The Arbutus Farmers Market isn't just for fruits, vegetables, flowers and baked goods anymore.
On July 28, the market organized by the Arbutus Business and Professional Association that is open 2-6 p.m. Thursdays, welcomed a representative from Boordy Vineyards selling bottles of wine.
It's fitting that Boordy Vineyards will sell the first bottles of wine at the Arbutus market because, according to its website, it became Baltimore's first commercial winery in 1945.
"We've done pretty well," said Sue Bosley during a lull between early arrivals to the market and the expected influx of commuters from the early evening MARC train.
"People are surprised to see us, but pleasantly surprised," said the Arbutus resident, who manned the Boordy booth on the parking lot of the Arbutus Volunteer Fire Department where the market is held.
She theorized the low turnout last week may have been due to the heat and the fact the market had been closed for two weeks due to the volunteer fire department's annual summer carnival.

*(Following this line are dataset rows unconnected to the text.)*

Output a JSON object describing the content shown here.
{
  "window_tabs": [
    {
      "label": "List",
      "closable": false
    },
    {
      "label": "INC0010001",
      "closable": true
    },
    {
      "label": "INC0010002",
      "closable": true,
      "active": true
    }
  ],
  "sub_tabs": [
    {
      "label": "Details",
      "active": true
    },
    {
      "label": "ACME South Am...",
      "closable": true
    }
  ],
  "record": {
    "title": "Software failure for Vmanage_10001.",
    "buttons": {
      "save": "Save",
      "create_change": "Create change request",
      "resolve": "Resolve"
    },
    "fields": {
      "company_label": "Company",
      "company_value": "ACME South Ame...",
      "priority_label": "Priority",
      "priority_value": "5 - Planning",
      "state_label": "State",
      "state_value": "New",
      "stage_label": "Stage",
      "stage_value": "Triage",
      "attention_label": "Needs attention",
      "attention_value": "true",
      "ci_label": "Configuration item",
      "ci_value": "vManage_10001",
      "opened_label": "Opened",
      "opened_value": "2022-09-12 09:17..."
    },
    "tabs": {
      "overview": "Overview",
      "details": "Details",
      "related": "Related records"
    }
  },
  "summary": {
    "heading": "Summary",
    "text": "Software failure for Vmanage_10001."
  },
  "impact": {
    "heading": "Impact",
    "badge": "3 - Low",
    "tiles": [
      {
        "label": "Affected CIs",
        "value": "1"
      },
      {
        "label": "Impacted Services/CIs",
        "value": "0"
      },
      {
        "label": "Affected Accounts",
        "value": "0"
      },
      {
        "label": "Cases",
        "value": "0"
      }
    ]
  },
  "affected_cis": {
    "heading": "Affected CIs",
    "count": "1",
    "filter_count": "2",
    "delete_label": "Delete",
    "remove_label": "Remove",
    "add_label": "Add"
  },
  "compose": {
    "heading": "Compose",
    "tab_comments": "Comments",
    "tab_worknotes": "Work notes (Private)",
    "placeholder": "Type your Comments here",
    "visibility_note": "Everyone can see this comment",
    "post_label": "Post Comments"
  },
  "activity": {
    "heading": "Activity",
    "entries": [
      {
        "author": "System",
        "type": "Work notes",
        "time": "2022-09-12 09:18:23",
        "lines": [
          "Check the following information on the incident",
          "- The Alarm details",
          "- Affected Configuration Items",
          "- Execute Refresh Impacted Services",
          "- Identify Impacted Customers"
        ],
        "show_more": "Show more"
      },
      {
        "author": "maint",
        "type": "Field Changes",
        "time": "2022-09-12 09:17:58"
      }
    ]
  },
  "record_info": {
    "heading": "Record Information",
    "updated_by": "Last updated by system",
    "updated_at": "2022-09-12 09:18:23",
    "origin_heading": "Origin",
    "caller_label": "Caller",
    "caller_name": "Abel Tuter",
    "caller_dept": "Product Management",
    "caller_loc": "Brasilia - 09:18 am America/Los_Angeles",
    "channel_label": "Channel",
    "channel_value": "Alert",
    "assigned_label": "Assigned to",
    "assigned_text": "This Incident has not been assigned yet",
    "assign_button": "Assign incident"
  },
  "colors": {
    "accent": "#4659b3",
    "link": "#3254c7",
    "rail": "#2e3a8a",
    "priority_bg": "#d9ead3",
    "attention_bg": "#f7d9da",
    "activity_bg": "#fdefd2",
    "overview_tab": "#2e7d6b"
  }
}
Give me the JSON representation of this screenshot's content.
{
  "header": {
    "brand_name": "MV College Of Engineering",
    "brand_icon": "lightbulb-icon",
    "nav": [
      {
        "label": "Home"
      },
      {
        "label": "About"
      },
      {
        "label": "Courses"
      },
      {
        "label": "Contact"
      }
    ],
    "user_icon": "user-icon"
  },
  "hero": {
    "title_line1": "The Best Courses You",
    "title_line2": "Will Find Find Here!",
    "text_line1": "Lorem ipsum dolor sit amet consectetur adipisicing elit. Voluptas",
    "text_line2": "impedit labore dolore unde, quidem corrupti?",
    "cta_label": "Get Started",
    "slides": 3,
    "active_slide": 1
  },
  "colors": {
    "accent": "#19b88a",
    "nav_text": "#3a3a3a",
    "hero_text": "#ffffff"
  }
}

"That may have thrown people off," she said, noting some market customers like to get into a weekly rhythm when it comes to buying fresh, locally grown products.
Arbutus resident Jeff Cather said he stopped by the market to buy iced tea. The July 28 market also featured two stands selling fresh produce with others selling olive oil, baked goods, crafts — and even maple syrup.
Cather said he wasn't a wine person, but was impressed enough after a sample taste to purchase a variety pack of four different wines.
"I like Boordy," he said. "I've been to their vineyards."
Chris Harcourt, another Arbutus resident, said she was happy to have Boordy come to her, instead of the other way around.
"It's a ways to go all the way up there. It's good I could taste it here," she said as she walked back to her car with her purchase.
The market's final hour proved a busy one for Bosley, as one woman bought two bottles and three couples each purchased a bottle.
Bosley estimated she sold about three-quarters of the five cases (60 bottles) she brought with her for Boordy's debut in Arbutus.
She said she has represented "the oldest winery in Maryland" at farmers markets in Bethesda, Silver Spring and Towson as well.
The benefits for the winery in Hydes, Maryland, are two-fold, she said.
"Make money. Of course, we want to make a profit," said Bosley, whose stand offered several different varieties at $11-13 a bottle, with sangria the most popular last week.
"And get the word out. Amazingly enough, a lot of people in Maryland have not heard of it," she said of Boordy's brand recognition, especially in markets closer toWashington, D.C.
A law signed by Gov. Martin O'Malley in May allows vintners to sell bottles of wine, but not individual servings, at farmers markets in Baltimore County and any other county that has passed the legislation as many as 12 times each year.
The wineries also receive 12 permits to attend wine-sales events statewide.
"By promoting Maryland wineries, as we do other agriculture, it is good for our community, and good for the farm and good for the state," said ABPA president Patti Sue Nolan, who noted the legislation passed the General Assembly without an opposing vote.
In anticipation of the bill passing, Nolan said, she started courting wineries in March.
Why not sell wine at farmers markets?
A vineyard is just a grape farm, after all.
"We do practice sustainable farming. We do a lot of hand harvesting," said Sharon Kopt, a spokeswoman for Boordy Vineyards. "Everything is done by hand. All of our grapes are picked by hand, all of the vines are pruned by hand.
"You're buying your local produce, your local meats and dairies and cheeses. Why not buy your local wine and support that part of the local aspect?"
In addition to the Arbutus Farmers Market, Kopt said Boordy Vineyards hosts its own farmers market and will participate in four other farmers' markets in Baltimore County.
"All that hard work goes into not just selling in the liquor stores," Kopt said. "It's also increasing the awareness out at a farmers market that we are a vineyard, that we are harvesting grapes, that we are a farm also."
The farmers' markets, she said, allow customers to talk about what type of wine fits their palette or the meal they wish to pair it with and even sample the product.
"You do get to take a little more time with the customers (at a farmers market) and explain to them a little more in depth," Kopt said.
Since the legislation allowing wine to be sold at the markets passed just months ago, Nolan said Boordy Vineyards is the only winery to commit to selling at the Arbutus Farmers Market.
"Many of the wineries are still finding their way through the paperwork," Nolan said. "We expect more to come to our market as the season goes on."
Kopt said Boordy will return to the Arbutus Farmers Market on October 27, the last day of the Thursday market before it closes for the year.